- _Work to complete_: Take the data below and filter it for lines containing the word "انباشته"; show each line found.

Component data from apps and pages
···

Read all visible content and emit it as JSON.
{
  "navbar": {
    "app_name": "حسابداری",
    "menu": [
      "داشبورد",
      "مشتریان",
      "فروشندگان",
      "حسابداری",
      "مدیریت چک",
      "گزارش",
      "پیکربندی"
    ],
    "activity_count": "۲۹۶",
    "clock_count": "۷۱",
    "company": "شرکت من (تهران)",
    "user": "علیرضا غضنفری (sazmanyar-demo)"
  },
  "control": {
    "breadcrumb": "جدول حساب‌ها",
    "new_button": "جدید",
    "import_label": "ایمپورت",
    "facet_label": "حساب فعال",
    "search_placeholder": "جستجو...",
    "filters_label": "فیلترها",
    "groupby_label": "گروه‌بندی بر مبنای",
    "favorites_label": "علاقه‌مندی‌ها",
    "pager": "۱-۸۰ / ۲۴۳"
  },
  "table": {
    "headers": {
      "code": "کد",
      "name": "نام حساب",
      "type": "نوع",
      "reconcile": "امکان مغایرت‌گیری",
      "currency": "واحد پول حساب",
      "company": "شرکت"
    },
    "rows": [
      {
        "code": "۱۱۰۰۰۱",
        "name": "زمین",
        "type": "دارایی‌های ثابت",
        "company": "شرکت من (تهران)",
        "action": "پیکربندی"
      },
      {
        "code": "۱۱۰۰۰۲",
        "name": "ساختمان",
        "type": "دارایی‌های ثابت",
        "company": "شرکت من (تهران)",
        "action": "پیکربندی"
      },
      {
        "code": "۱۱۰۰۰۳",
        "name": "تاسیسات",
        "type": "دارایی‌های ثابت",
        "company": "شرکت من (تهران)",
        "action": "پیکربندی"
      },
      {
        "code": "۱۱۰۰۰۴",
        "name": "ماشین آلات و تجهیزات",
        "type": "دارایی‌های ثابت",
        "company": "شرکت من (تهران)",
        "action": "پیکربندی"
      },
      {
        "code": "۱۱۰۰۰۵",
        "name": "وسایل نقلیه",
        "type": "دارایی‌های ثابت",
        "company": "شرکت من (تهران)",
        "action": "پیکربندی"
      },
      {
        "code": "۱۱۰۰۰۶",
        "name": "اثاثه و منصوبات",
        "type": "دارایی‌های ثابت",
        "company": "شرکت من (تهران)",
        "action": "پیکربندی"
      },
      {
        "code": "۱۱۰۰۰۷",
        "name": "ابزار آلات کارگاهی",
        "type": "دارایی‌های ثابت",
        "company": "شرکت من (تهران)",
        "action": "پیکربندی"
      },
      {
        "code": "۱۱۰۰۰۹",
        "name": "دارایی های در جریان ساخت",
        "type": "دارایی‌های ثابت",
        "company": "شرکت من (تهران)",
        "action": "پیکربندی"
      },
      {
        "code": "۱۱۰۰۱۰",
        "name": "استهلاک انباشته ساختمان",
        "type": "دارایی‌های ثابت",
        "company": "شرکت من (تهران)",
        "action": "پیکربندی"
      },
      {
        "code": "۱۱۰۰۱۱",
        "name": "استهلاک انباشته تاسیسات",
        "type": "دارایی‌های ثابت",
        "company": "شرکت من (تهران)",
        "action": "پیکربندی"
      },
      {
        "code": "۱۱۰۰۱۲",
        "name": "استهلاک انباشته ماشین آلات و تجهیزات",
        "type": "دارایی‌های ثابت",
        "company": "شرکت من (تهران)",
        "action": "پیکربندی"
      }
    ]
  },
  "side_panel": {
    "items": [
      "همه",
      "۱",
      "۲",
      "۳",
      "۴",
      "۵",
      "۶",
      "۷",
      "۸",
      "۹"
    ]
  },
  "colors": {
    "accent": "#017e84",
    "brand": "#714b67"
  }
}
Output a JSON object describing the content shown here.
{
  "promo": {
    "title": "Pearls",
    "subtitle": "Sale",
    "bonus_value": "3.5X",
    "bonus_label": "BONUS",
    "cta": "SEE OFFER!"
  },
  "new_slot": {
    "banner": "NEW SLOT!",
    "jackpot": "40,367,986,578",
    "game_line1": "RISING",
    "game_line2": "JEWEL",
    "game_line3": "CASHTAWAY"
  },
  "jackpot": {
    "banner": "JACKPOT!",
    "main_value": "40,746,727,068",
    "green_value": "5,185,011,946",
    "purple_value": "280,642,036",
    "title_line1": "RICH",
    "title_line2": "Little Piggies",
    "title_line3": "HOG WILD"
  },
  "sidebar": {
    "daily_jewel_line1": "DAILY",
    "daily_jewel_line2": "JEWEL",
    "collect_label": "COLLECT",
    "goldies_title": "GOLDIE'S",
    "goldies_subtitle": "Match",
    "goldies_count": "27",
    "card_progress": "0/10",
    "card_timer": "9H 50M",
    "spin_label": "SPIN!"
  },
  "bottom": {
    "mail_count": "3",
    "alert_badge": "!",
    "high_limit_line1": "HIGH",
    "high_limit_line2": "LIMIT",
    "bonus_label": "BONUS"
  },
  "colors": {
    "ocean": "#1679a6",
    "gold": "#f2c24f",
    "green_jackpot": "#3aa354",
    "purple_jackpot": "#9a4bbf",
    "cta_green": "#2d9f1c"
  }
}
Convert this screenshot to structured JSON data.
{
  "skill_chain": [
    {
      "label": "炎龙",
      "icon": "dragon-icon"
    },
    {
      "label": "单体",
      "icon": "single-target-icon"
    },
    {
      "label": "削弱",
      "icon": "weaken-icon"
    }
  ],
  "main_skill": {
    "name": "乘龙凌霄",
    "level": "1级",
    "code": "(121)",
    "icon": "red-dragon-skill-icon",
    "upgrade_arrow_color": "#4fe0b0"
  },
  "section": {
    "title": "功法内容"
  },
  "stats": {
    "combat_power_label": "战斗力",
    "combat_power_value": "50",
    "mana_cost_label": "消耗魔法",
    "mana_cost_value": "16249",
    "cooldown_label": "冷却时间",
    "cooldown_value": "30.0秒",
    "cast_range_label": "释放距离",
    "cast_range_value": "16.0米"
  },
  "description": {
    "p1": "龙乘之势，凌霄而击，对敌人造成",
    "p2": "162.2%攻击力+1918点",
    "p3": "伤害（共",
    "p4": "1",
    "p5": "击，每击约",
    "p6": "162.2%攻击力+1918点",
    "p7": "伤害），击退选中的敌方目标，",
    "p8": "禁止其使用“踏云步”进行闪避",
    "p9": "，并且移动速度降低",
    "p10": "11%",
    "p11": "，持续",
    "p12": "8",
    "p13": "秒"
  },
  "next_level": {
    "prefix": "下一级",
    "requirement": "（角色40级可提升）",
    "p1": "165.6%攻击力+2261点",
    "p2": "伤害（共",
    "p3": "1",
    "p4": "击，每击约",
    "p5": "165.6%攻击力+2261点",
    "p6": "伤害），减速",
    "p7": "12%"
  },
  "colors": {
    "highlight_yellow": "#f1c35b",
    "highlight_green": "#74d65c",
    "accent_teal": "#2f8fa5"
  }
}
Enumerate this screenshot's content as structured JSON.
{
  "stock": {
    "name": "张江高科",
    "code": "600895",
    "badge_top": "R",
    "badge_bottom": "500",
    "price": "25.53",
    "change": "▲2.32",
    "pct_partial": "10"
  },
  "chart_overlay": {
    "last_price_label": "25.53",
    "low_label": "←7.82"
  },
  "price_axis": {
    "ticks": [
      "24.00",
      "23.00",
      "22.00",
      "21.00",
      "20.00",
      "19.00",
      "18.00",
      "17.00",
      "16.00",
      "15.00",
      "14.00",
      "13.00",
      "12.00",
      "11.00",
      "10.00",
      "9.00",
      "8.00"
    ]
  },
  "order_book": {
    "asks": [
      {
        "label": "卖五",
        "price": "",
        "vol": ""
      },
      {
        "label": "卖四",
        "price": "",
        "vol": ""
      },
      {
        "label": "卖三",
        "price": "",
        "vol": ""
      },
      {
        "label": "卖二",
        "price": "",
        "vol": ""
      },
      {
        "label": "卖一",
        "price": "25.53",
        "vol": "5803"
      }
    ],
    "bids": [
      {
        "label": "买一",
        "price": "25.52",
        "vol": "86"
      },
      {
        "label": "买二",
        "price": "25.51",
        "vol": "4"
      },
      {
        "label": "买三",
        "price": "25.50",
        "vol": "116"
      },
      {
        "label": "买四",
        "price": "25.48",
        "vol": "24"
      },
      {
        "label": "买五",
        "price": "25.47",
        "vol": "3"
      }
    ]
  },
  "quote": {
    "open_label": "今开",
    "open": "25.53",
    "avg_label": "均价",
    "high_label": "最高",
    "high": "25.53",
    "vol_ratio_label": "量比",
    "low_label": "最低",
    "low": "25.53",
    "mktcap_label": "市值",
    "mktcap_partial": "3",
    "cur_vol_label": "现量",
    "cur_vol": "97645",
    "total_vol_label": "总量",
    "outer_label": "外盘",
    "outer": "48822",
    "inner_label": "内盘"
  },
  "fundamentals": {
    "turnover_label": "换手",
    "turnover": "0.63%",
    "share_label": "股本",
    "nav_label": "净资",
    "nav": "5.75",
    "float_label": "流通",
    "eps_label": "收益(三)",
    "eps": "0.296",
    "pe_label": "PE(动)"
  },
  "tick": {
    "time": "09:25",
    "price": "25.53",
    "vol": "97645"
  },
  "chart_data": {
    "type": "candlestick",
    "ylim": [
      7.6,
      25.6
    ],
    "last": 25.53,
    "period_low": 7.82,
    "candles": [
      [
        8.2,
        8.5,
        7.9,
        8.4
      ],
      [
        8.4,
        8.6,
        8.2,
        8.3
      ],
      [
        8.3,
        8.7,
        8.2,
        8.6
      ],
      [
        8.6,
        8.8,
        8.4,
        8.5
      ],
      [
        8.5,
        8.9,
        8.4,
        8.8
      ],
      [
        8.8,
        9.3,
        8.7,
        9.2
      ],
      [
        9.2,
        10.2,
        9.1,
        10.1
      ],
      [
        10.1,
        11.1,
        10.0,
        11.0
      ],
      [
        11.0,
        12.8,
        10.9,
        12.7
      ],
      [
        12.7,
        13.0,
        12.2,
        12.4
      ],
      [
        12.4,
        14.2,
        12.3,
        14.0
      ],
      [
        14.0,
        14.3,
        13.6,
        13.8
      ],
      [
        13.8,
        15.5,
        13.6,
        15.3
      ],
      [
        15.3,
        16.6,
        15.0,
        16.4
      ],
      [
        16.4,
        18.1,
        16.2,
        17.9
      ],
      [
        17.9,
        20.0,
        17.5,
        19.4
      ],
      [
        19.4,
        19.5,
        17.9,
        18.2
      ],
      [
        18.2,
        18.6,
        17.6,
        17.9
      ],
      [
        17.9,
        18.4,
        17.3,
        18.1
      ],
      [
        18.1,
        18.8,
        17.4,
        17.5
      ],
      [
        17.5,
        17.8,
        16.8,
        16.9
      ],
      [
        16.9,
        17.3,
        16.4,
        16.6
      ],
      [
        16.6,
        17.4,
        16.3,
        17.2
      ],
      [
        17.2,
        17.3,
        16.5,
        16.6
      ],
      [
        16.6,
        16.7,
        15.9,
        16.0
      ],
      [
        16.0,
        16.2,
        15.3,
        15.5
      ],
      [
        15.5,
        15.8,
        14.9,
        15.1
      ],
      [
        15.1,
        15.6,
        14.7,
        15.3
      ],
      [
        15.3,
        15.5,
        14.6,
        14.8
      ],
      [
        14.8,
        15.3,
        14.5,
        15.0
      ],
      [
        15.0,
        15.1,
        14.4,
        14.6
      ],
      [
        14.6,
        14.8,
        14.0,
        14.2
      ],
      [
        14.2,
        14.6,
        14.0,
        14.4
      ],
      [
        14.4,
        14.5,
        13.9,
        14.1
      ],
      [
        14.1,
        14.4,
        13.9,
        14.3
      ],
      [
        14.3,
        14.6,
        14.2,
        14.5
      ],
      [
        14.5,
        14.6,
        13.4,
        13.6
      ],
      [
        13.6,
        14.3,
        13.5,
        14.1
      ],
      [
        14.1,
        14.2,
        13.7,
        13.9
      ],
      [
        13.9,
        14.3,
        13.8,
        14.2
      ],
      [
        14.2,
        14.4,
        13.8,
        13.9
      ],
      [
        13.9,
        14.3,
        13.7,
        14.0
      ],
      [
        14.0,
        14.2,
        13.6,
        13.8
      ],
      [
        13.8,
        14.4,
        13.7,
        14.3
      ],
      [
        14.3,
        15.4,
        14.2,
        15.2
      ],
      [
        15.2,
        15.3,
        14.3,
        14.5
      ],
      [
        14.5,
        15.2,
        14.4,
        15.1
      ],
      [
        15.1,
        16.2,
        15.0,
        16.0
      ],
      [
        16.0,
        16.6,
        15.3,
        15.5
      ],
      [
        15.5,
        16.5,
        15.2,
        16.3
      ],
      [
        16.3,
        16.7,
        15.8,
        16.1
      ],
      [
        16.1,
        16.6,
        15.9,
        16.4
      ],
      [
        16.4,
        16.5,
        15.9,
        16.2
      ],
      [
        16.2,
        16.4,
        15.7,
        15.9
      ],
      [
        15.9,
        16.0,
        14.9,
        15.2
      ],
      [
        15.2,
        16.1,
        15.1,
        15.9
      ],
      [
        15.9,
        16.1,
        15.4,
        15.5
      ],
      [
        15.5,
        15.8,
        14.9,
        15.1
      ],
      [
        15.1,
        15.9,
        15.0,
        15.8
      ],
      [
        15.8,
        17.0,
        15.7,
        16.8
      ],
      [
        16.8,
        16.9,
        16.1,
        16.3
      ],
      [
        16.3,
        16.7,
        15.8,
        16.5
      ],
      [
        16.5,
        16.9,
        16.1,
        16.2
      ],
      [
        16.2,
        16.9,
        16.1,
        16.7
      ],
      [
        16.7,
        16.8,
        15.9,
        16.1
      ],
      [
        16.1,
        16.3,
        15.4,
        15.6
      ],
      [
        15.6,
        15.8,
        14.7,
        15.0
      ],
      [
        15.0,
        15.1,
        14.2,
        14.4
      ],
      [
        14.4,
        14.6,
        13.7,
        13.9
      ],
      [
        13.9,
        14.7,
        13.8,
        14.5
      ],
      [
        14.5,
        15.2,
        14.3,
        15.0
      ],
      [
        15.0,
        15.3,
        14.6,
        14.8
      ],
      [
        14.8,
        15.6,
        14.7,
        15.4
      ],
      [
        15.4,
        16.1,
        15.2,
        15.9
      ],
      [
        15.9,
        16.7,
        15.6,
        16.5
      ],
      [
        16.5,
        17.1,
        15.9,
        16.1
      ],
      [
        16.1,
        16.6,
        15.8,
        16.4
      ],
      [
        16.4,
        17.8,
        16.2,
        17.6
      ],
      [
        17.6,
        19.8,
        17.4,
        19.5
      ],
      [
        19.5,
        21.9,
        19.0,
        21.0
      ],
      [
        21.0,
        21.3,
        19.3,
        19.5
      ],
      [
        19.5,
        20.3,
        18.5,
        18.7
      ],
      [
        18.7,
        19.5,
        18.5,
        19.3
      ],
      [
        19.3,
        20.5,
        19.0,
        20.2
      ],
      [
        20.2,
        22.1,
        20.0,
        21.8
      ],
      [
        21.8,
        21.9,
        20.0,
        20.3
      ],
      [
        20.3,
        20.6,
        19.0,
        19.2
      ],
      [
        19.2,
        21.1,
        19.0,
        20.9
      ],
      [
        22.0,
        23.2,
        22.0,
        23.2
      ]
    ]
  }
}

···

- _Task result_:
        "name": "استهلاک انباشته ساختمان",
        "name": "استهلاک انباشته تاسیسات",
        "name": "استهلاک انباشته ماشین آلات و تجهیزات",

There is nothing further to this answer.